The Department of Finance said the latest fiscal incentives rationalization bill filed in Congress, if enacted into law, would pave the way for an era of reform that would address the wastage of potential government revenues.
In a statement, Finance Secretary Cesar Purisima reiterated the DOF’s support for the rationalization of the way incentives were being granted to businesses. The measure is aimed at plugging revenue leakage brought about by the careless granting of tax- and duty-free privileges.
“This bill will help us trim waste from government spending and will help us free up fiscal space to invest in our people and our infrastructure,” Purisima said on Monday.
Under House Bill No. 2765 filed recently, government agencies extending fiscal incentives to businesses and industries would be required to specify the proposed amount of tax- and duty-free privileges they intend to extend. Also, they will be required to state the objectives of the perks.
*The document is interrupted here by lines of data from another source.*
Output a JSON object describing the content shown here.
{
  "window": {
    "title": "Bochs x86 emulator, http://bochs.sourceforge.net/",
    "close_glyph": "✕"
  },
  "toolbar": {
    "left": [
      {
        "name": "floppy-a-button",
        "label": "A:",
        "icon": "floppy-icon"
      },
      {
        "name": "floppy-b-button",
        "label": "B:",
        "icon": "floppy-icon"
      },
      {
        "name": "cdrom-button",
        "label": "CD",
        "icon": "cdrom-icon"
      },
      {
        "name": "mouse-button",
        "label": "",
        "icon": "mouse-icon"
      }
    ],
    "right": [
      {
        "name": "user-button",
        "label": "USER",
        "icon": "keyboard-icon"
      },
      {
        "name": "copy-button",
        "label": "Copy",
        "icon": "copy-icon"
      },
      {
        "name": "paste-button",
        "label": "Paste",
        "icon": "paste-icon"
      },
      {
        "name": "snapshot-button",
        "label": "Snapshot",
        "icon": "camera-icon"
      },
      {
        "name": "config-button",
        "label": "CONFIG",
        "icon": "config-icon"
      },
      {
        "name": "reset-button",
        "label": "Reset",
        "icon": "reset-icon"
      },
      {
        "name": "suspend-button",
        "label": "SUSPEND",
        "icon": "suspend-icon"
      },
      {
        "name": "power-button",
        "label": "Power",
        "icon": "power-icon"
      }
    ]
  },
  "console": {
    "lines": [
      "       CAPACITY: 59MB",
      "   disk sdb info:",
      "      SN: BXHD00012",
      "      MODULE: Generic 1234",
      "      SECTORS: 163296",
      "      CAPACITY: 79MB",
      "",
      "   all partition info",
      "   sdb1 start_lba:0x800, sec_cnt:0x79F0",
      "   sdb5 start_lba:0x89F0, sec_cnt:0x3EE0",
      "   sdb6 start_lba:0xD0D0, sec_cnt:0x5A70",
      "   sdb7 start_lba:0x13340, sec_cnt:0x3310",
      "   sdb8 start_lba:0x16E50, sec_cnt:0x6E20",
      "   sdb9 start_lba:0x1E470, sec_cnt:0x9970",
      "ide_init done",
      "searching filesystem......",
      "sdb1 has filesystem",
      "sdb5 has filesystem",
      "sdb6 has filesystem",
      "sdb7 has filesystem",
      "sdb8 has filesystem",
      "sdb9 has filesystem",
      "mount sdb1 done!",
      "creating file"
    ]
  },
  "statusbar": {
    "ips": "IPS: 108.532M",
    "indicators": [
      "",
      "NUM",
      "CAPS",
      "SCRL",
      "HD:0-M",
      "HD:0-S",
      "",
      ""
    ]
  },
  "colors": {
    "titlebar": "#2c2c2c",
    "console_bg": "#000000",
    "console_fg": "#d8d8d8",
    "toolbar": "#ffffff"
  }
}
Incentives that have not yielded the stated objectives by the end of the given period would be subject for removal.
“This [bill] will make it easier for us to discontinue incentives that are either misaligned with our goals or are given to industries that are already mature. Likewise, this bill will help us identify which sectors use incentives most effectively in bringing benefits to the Filipino people,” Purisima said.
The latest fiscal incentives rationalization bill, filed by Rep. Luigi Quisumbing of the 6th district of Cebu, was in line with the DOF’s position seeking the removal of tax- and duty-free privileges that were deemed “redundant.” Finance officials said such a proposal had been languishing in Congress for about 15 years now.
Purisima said the Congress should give due attention to the bill this time to curb substantial foregone revenues for the government.
According to the Bureau of Internal Revenue, the fiscal incentives rationalization bill, if implemented, may help the government generate about P19 billion in additional revenue a year.
Revenue Commissioner Kim Henares said there were too many unnecessary incentives. These include those granted to businesses that would have invested in the country and would have been profitable even without the tax breaks.
Henares earlier cited the housing development sector as an example. She said real estate developers should not be granted fiscal incentives. If the government wants housing to be afforded by the masses, Henares said, it would be better to grant direct cash housing subsidies to the poor.
The BIR chief said that following the Sin Tax Reform bill, which was enacted into law in January, the fiscal incentives rationalization bill would again test the ability of Congress to pass a measure that was expected to face stiff opposition.
The Sin Tax Reform bill, which raised the taxes on cigarettes and alcoholic beverages, also took about 15 years before it was finally enacted into law, Henares said.